Yet it’s also noteworthy that the bulk of the recommendations put forth by GAO came from FEMA regional officials themselves. These include ideas such as limiting the appeals that states and individuals can file if the feds decline to pick up restoration costs–while these appeals are pending, FEMA has to pick up the full costs of relocating not only families but also such expensive entities as city halls and universities. Another idea: Eliminating help (including expensive re-landscaping) now provided to golf courses, marinas, and other revenue-generating enterprises that can well afford their own insurance.

Nor does the agency harbor any illusions about the “moral hazards” engendered by its fight against the hazards of nature. FEMA officials could be heard last week bemoaning the fact that people just keep moving back into the flood plains from which only a few years earlier they had been rescued, even as developers destroy more of the watershed that offered some natural protection. Among the “Frequently Asked Questions” FEMA posts on its Web site is the following: “I think that some people in my neighborhood are trying to cheat the federal government out of disaster money. They don’t seem to have the damage they claim they have, and they’re bragging about it. Who can I report disaster fraud to?”

But rule bending by individuals is probably penny ante stuff compared with the advantage taken by states and their agencies, upon whom FEMA’s tiny audit staff must rely to verify all but the largest grants.
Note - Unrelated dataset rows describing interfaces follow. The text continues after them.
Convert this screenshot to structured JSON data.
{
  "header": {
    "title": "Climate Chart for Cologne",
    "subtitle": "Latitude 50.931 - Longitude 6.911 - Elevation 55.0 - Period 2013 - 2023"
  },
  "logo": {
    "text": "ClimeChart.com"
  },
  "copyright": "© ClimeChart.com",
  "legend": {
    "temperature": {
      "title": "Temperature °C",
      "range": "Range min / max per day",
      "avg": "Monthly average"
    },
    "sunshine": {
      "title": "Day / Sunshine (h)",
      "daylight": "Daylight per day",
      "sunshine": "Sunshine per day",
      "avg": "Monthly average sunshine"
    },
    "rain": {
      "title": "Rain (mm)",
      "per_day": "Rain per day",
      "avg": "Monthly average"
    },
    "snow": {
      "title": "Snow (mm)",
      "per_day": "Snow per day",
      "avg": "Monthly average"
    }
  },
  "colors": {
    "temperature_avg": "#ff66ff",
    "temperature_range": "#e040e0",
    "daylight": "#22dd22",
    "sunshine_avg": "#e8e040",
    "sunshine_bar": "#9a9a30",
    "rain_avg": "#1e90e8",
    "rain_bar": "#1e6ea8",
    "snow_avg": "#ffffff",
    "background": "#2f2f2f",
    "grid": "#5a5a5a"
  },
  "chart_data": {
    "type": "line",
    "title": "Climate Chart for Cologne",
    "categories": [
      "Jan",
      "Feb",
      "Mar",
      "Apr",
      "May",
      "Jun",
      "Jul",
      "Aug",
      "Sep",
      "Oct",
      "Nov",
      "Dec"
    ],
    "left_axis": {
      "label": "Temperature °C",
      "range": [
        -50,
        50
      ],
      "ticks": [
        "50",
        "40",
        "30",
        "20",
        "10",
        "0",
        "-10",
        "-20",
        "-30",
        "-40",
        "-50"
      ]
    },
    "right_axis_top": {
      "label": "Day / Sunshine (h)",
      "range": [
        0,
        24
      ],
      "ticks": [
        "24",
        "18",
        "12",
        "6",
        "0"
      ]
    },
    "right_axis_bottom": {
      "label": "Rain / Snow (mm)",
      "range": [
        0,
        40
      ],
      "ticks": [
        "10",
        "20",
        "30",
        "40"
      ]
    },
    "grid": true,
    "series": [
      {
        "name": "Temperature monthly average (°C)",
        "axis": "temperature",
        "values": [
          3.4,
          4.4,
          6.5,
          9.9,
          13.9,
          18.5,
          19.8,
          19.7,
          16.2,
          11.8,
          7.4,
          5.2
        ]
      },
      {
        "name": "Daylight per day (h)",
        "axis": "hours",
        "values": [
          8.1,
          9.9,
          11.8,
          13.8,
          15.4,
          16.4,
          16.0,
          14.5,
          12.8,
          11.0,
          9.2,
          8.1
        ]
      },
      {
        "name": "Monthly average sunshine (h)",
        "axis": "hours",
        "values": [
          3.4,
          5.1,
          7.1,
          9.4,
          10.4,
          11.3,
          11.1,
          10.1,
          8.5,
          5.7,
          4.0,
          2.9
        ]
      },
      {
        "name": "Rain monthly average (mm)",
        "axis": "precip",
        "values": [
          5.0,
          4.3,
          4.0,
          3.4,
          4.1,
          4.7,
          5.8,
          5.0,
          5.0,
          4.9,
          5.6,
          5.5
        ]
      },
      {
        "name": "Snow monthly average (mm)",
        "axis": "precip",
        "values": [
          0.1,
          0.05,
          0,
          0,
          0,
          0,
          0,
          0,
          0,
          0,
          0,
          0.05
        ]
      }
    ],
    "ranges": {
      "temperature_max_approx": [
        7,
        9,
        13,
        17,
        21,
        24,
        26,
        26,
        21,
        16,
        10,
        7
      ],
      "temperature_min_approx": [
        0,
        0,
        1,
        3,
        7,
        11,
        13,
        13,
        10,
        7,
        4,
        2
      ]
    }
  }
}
California officials have been especially aggressive, muscling reluctant FEMA officials to expend billions on “code upgrades” requiring massive or even total reconstruction of buildings suffering relatively minor damage. One FEMA inspector told GAO that some survey-damage reports after the Northridge quake included work that had been specifically rejected after the Loma Prieta quake five years earlier.

Local governments quickly learn bad lessons, too. If they are foolish enough to set aside reserves to cover their own cleanup costs after storms and floods, they get no help at all. On the other hand, if, having gotten a FEMA loan to cover most of their emergency bills, they somehow fail to raise enough revenues to cover all their regular spending plus the payback cost three years later, FEMA will forgive the debt. It may not surprise you to learn that few loans are repaid. GAO offers examples of localities banking extra FEMA money and collecting interest on it. And now an imaginative but severely crime-ridden neighborhood in Minneapolis is threatening to ask President Clinton to declare their district a federal disaster area on the grounds that state and local authorities can’t or won’t cope with their long-running problems.

In responding to GAO’s recommendations for reform, FEMA Director Witt noted that, however well taken, they, like previous reforms, were likely to be rejected by Congress because they would “seriously affect benefits to the states and their citizens.” Now you know why the federal deficit is so big.

Witt wants to devote his efforts to “mitigation” instead, to helping localities prepare better for the next disaster. Handing out a new kind of grant has, after all, a great deal more political appeal than trying to crack down on the old kind. But, it’s worth remembering when the next set of calamities hits your television screen–or, far worse, your own community–that when we decide to “nationalize” our problems, the overhead tends to get very high, very fast. And some of the largest costs are paid in the corrosion of those personal and community standards that we claim to value most.